This has now converted the cultivation of corn into an environmental problem as overconsumption, clearance of land to meet consumption, and its use always has dire consequences, besides affecting the people that consume it.
It is therefore very important that we pay attention to what we buy and consume and where we buy it from. Buy more of the heirloom and not genetically modified varieties so that the farmers are encouraged to continue to grow these varieties. Besides which science has already proved that these are much better for our gut, and therefore the answer to our health in general.
The three sisters.

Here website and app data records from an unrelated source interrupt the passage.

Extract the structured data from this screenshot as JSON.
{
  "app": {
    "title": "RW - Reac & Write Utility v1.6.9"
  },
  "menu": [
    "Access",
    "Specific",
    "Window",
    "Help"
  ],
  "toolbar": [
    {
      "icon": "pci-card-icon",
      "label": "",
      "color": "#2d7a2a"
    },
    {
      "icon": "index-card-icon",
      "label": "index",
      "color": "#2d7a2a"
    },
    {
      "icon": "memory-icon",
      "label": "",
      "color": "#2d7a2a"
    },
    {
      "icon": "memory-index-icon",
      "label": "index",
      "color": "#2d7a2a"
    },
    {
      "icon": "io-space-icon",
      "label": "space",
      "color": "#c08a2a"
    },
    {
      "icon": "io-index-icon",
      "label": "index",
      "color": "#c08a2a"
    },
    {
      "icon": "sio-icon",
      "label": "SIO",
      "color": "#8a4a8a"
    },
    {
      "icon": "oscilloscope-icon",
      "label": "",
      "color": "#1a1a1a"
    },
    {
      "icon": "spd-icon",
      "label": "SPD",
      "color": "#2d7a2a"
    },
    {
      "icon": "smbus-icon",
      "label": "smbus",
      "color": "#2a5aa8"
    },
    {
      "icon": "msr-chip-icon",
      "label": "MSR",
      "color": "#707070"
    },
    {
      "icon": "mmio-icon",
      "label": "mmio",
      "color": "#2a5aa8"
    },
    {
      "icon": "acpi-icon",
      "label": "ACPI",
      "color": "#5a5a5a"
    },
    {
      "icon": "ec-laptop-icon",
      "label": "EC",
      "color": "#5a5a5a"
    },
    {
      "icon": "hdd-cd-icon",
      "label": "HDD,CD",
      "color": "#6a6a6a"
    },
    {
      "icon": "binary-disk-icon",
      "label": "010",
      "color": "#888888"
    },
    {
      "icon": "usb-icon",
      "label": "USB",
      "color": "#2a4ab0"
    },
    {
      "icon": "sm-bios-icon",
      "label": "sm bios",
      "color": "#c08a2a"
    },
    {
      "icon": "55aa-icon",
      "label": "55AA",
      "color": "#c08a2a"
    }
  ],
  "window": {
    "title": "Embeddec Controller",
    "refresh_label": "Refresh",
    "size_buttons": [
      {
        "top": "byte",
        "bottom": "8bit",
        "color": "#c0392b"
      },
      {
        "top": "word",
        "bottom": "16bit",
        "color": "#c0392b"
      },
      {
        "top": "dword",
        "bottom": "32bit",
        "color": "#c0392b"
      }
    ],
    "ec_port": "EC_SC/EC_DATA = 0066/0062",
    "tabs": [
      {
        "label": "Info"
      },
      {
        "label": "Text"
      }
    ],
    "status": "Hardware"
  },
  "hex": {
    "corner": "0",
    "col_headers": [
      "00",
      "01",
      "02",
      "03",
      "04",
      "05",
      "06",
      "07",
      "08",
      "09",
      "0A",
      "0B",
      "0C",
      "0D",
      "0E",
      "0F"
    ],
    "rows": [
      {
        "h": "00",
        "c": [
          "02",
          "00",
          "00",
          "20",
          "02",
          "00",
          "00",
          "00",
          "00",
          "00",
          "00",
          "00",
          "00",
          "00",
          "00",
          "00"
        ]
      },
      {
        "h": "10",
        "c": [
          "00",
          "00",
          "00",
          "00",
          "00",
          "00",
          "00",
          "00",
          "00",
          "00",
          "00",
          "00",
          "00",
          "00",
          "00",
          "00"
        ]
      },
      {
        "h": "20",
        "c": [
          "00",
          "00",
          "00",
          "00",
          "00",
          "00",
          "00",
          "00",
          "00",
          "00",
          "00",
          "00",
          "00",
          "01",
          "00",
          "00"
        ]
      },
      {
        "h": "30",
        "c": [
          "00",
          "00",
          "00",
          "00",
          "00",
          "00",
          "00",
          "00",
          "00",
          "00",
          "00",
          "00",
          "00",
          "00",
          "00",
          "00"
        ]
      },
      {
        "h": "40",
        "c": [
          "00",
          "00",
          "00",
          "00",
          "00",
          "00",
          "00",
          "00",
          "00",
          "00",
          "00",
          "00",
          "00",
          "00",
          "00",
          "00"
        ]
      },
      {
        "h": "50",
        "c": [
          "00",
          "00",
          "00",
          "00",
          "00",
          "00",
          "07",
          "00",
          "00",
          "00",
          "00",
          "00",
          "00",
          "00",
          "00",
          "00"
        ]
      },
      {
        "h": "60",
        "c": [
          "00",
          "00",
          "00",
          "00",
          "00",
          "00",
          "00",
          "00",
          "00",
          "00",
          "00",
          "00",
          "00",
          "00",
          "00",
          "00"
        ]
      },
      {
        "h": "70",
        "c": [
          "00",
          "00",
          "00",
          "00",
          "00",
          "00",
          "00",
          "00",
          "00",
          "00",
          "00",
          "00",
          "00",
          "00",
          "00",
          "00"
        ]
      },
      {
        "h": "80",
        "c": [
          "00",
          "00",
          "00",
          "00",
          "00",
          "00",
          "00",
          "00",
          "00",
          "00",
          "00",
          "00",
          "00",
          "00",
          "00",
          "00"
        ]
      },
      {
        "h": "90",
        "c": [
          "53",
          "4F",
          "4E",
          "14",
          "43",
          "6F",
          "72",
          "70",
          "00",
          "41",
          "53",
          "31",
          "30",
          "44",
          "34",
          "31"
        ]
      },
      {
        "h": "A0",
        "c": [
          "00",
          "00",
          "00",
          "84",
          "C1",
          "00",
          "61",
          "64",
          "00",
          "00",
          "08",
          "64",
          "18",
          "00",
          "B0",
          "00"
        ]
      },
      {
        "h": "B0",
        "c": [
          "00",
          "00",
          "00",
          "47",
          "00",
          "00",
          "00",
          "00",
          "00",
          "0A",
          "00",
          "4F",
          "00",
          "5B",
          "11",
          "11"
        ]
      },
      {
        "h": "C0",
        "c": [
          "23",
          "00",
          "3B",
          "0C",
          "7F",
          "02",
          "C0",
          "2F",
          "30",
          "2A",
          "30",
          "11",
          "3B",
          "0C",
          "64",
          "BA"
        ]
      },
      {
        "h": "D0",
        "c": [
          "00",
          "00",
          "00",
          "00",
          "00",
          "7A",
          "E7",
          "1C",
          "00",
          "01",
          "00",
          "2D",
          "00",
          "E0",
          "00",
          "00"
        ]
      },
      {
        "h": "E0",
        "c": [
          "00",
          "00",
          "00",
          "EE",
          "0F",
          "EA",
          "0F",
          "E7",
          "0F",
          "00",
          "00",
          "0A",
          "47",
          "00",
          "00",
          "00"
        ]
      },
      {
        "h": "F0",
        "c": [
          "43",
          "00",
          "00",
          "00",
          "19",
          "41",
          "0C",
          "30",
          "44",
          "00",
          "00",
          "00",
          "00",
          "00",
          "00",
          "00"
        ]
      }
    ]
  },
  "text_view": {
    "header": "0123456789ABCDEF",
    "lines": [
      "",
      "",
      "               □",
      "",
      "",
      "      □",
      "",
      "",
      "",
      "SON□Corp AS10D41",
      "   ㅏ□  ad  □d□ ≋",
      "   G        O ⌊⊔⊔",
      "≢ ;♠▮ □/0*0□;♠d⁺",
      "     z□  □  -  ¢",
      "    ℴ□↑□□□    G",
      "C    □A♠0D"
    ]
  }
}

Corn was never planted on its own in the past, but always with beans and squash. Just as we must work as a community to build, give, and protect each other, so too corn was first planted as the main sister.
In the gardening journal, My Arabian Al Manakh, Laura Allais describes it beautifully. ‘ The corn would grow taller to assist the beans and squash. The beans used the corn as support and released the necessary nitrogen required by the corn. The squash with its large leaves shades out the weeds and provides compost to the soil.’
Have you ever dreamed of eating something truly Japanese but very Goan? No? 😅 Well, this is what happens when you do some mad experimentation in the kitchen. This bite-size beauty is inspired by the Japanese Karroke but looks more like the Goan beef croquette. It is mildly flavoured so that the corn shines and is not overpowered by spices. Optionally you could warm some butter with a pinch of rosemary and add this to the mashed potatoes.
1 tbsp butter.
1 finely chopped white onion
1 tbsp plain flour
1/2 cup corn
1/2 cup milk
A pinch of grated nutmeg
Salt and pepper
2 medium-sized potatoes, boiled /salted /mashed/ buttered
A handful of grated Cheddar Cheese
1 beaten Egg
Breadcrumbs to coat
Add the butter to a warm pan. While the butter browns pour yourself a glass of Beer*. Add the chopped onions. Fry until slightly brown. Add the plain flour and cook it well for a minute, stirring it around continuously till it loses that raw edge. Add the corn and fry until well roasted. Pour in the milk and stir continuously.
Turn off the flame and add the salt, pepper, and grated nutmeg. Transfer this to a bowl and leave it to cool in the fridge for a while.
While it cools boil the salted potatoes until tender, drain and put them back on the flame to quickly dry them out.
This is a neat Japanese trick they use to make sure that all the ingredients are dry. Mash the boiled and dried potatoes immensely with some butter. Add the warm potatoes to the corn mix. Quickly grate in a handful of cheddar or optionally you could even stuff them with pieces of mozzarella. Mould them into whatever shape you prefer. I shape them to look like the Goan beef croquette.
Dip them individually into the egg and then into the breadcrumbs to coat. If you have sourdough crumbs at this point it is a bonus as sourdough lends unbelievable flavour as a crumb coat.
Deep fry them in a cast-iron kadai on a moderately high flame. A cast-iron kadai needs very little oil, helps to fry food evenly, and retains the heat much longer. Besides which it is very good to cook cast iron once in a way if you are anaemic as it ups the iron content. Once evenly browned place the croquettes on a paper towel to help drain off the excess oil.
Serve them hot, and eat immediately.
*Goes nicely with beer. Especially on a hot summer day.
*Did you know that a corn cob will always have an even number of rows and that it is produced everywhere on earth except Antarctica? It is said that more than 60 percent of what we eat today was developed by the American Indians.